*WHAT TO WORK ON:*
With nothing added and nothing dropped, copy the entire listing.

*RAW DATA:*
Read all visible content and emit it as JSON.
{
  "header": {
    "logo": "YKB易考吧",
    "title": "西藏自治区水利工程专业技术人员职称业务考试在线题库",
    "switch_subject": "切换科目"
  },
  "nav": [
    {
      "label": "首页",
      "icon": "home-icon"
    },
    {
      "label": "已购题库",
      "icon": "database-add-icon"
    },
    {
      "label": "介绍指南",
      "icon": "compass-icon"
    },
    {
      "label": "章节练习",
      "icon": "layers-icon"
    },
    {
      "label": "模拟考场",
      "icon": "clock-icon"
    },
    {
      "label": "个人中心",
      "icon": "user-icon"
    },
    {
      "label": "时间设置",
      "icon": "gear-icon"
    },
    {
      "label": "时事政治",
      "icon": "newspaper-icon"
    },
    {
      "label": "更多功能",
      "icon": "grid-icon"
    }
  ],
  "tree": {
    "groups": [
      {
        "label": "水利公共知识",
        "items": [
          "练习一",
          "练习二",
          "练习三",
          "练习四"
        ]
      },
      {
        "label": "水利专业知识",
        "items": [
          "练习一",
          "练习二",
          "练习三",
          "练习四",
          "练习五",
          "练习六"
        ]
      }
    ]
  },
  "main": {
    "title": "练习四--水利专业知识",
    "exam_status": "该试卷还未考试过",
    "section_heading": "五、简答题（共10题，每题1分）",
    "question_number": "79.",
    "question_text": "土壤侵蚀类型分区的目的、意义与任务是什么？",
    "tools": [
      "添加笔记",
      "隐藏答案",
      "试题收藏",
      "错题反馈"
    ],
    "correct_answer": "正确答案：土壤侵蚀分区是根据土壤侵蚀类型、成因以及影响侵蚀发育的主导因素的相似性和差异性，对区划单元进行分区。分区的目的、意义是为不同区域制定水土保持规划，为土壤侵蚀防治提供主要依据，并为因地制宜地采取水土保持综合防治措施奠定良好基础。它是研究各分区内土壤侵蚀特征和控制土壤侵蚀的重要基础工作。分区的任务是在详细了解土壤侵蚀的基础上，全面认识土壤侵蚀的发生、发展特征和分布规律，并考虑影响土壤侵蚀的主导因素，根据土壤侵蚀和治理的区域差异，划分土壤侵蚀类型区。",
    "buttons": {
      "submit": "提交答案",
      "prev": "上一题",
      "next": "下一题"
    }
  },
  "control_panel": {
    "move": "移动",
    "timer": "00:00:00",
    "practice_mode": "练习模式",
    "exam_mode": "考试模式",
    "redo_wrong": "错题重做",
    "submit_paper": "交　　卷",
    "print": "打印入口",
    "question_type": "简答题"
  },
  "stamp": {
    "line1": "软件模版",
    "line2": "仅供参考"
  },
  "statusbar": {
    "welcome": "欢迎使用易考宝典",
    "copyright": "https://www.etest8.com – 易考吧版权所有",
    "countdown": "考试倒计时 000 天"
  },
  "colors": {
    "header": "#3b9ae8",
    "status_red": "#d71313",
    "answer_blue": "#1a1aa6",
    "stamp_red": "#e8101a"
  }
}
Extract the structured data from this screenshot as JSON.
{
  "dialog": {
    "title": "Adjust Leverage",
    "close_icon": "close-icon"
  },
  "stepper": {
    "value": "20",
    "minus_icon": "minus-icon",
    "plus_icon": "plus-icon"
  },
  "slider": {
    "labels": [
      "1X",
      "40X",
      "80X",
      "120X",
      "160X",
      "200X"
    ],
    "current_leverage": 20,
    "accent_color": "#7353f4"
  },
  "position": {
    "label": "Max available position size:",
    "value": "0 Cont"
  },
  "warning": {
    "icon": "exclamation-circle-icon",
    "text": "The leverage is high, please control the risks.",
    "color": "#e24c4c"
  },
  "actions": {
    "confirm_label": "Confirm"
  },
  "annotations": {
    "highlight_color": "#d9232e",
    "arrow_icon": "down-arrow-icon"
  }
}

*RESULT OF THE TASK:*
Read all visible content and emit it as JSON.
{
  "header": {
    "logo": "YKB易考吧",
    "title": "西藏自治区水利工程专业技术人员职称业务考试在线题库",
    "switch_subject": "切换科目"
  },
  "nav": [
    {
      "label": "首页",
      "icon": "home-icon"
    },
    {
      "label": "已购题库",
      "icon": "database-add-icon"
    },
    {
      "label": "介绍指南",
      "icon": "compass-icon"
    },
    {
      "label": "章节练习",
      "icon": "layers-icon"
    },
    {
      "label": "模拟考场",
      "icon": "clock-icon"
    },
    {
      "label": "个人中心",
      "icon": "user-icon"
    },
    {
      "label": "时间设置",
      "icon": "gear-icon"
    },
    {
      "label": "时事政治",
      "icon": "newspaper-icon"
    },
    {
      "label": "更多功能",
      "icon": "grid-icon"
    }
  ],
  "tree": {
    "groups": [
      {
        "label": "水利公共知识",
        "items": [
          "练习一",
          "练习二",
          "练习三",
          "练习四"
        ]
      },
      {
        "label": "水利专业知识",
        "items": [
          "练习一",
          "练习二",
          "练习三",
          "练习四",
          "练习五",
          "练习六"
        ]
      }
    ]
  },
  "main": {
    "title": "练习四--水利专业知识",
    "exam_status": "该试卷还未考试过",
    "section_heading": "五、简答题（共10题，每题1分）",
    "question_number": "79.",
    "question_text": "土壤侵蚀类型分区的目的、意义与任务是什么？",
    "tools": [
      "添加笔记",
      "隐藏答案",
      "试题收藏",
      "错题反馈"
    ],
    "correct_answer": "正确答案：土壤侵蚀分区是根据土壤侵蚀类型、成因以及影响侵蚀发育的主导因素的相似性和差异性，对区划单元进行分区。分区的目的、意义是为不同区域制定水土保持规划，为土壤侵蚀防治提供主要依据，并为因地制宜地采取水土保持综合防治措施奠定良好基础。它是研究各分区内土壤侵蚀特征和控制土壤侵蚀的重要基础工作。分区的任务是在详细了解土壤侵蚀的基础上，全面认识土壤侵蚀的发生、发展特征和分布规律，并考虑影响土壤侵蚀的主导因素，根据土壤侵蚀和治理的区域差异，划分土壤侵蚀类型区。",
    "buttons": {
      "submit": "提交答案",
      "prev": "上一题",
      "next": "下一题"
    }
  },
  "control_panel": {
    "move": "移动",
    "timer": "00:00:00",
    "practice_mode": "练习模式",
    "exam_mode": "考试模式",
    "redo_wrong": "错题重做",
    "submit_paper": "交　　卷",
    "print": "打印入口",
    "question_type": "简答题"
  },
  "stamp": {
    "line1": "软件模版",
    "line2": "仅供参考"
  },
  "statusbar": {
    "welcome": "欢迎使用易考宝典",
    "copyright": "https://www.etest8.com – 易考吧版权所有",
    "countdown": "考试倒计时 000 天"
  },
  "colors": {
    "header": "#3b9ae8",
    "status_red": "#d71313",
    "answer_blue": "#1a1aa6",
    "stamp_red": "#e8101a"
  }
}
Extract the structured data from this screenshot as JSON.
{
  "dialog": {
    "title": "Adjust Leverage",
    "close_icon": "close-icon"
  },
  "stepper": {
    "value": "20",
    "minus_icon": "minus-icon",
    "plus_icon": "plus-icon"
  },
  "slider": {
    "labels": [
      "1X",
      "40X",
      "80X",
      "120X",
      "160X",
      "200X"
    ],
    "current_leverage": 20,
    "accent_color": "#7353f4"
  },
  "position": {
    "label": "Max available position size:",
    "value": "0 Cont"
  },
  "warning": {
    "icon": "exclamation-circle-icon",
    "text": "The leverage is high, please control the risks.",
    "color": "#e24c4c"
  },
  "actions": {
    "confirm_label": "Confirm"
  },
  "annotations": {
    "highlight_color": "#d9232e",
    "arrow_icon": "down-arrow-icon"
  }
}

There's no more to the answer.